My question is, can Tae Kwon do compliment AIkido? Thanks
Incorporating knowledge of other styles into aikido training is a pretty common question. In practice, I don't think it works out in most cases. A necessary condition would seem to be a solid understanding and competence in at least the basics of the style in question, and then there's the question of the style itself. It may be that your junior black belt program was something exceptional, but most youth martial arts "training" is just another kid activity, and I'm afraid TKD is notorious for decorating kids with grandiose and overinflated ranks and not instilling any actual martial skill. If your school was one of the few where you spent considerable time working out on the heavy bag, and sparring with hard contact, you may have learned how to land a solid punch or kick. If, on the other hand, your school emphasized WTF-style "sparring" (read: lots of tap-tap high kicks and essentially no punches, because punches to the head are illegal and punches to the body never get points no matter how well they're done) and poomse, I don't think that's what I'd want to base my atemi on.

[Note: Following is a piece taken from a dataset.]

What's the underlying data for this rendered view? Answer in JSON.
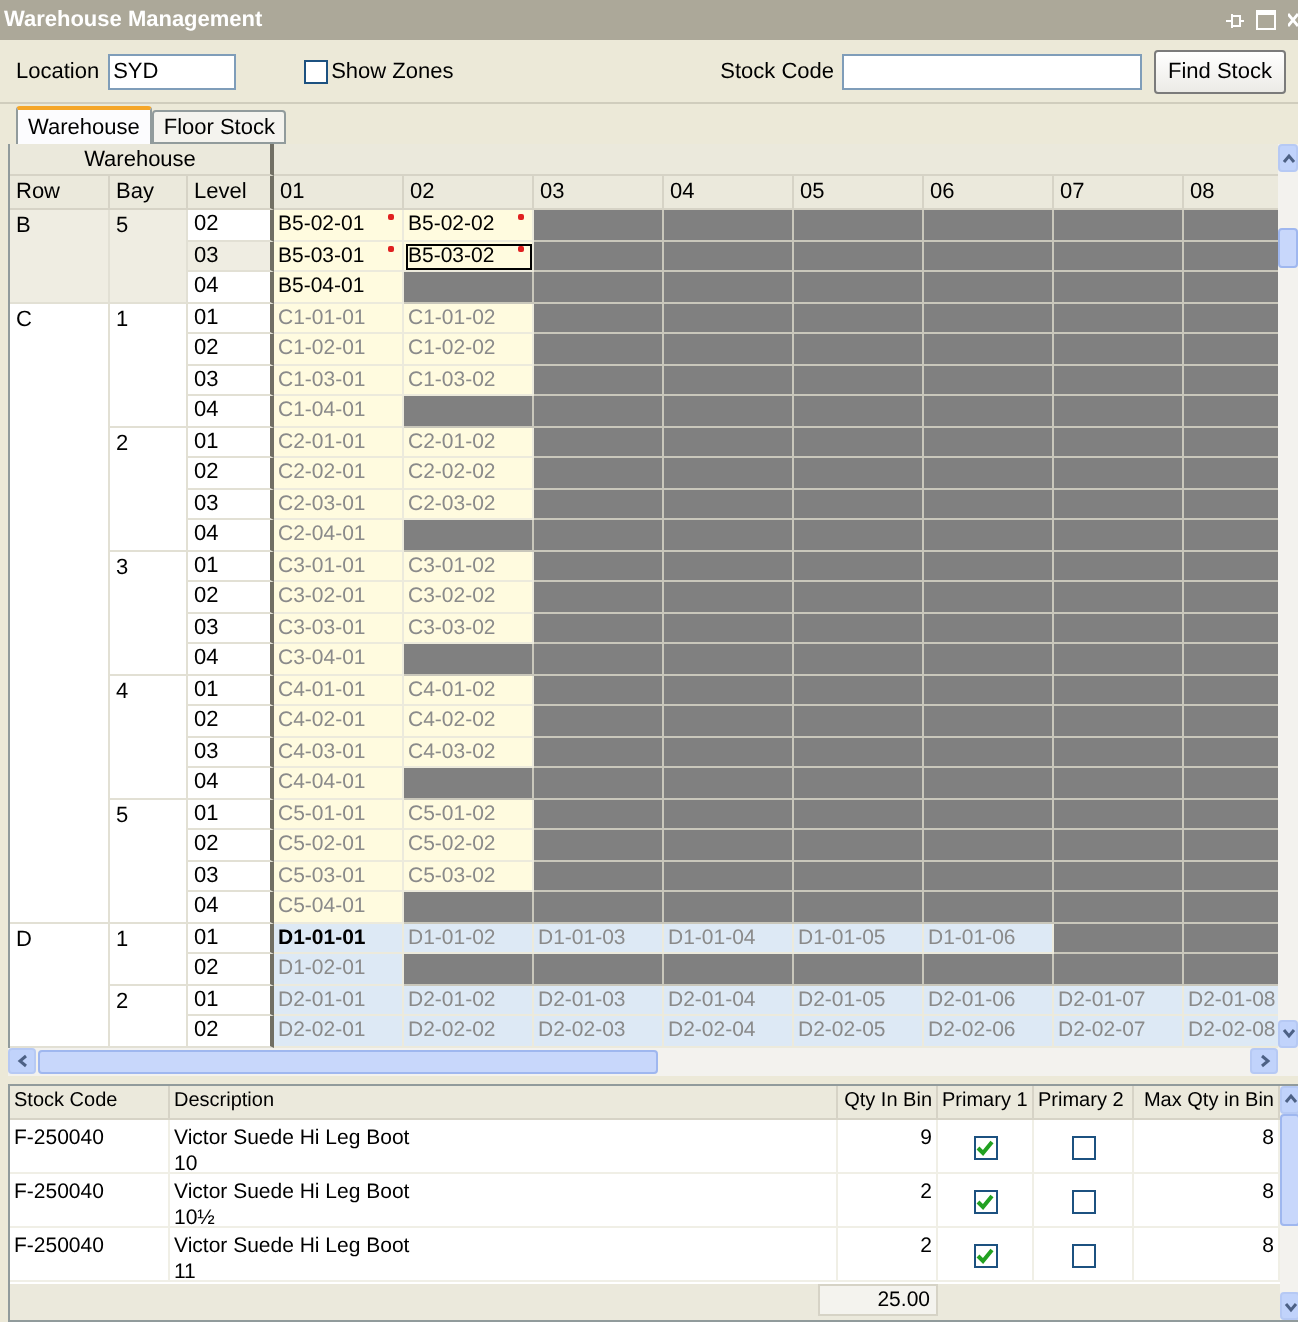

But even (especially?) if you can punch like Ali and kick like a mule, it's iffy to go off script in partner practice, unless both you and your partner are skilled enough to train like that. I'm reminded of seeing a newbie in his very first jo class, take a swing at his partner with a speed, strength and enthusiasm that was inversely proportional to his level of skill and control (oh, such a bad combination). His partner was considerably more skilled, able to not only protect herself from the wild strike, but to continue to the next part of the kata without using more speed or force than the newbie could handle, and so no harm done -- but Sensei saw this, stopped them, and said to the newbie, "Don't dish it out until you can take it." As someone once pointed out in these forums, the speed and strength and intensity of your attack tends to bounce right back at you -- that's the nature of aikido. Unless your partner is pretty skilled, the danger of punching like Ali and kicking like a mule is, first, that you'll hurt your partner; second, that your partner will hurt you. Same goes anytime you go off the script. Until you and your partner both have the skill to color outside the lines, better stay within them.
As for kicks specifically, I asked my sensei about that, and was told it's for two reasons: first, not many people are competent at kicking (including most who think they are), and second, the ukemi is difficult and it's easy to get hurt. Looking at the big wide world out there, kicking seems like a low percentage attack to defend against, and if we did train against kicks, I think it would make most sense to deal with kicks at knee level or below, since that's the highest most fighting dufuses seem capable of.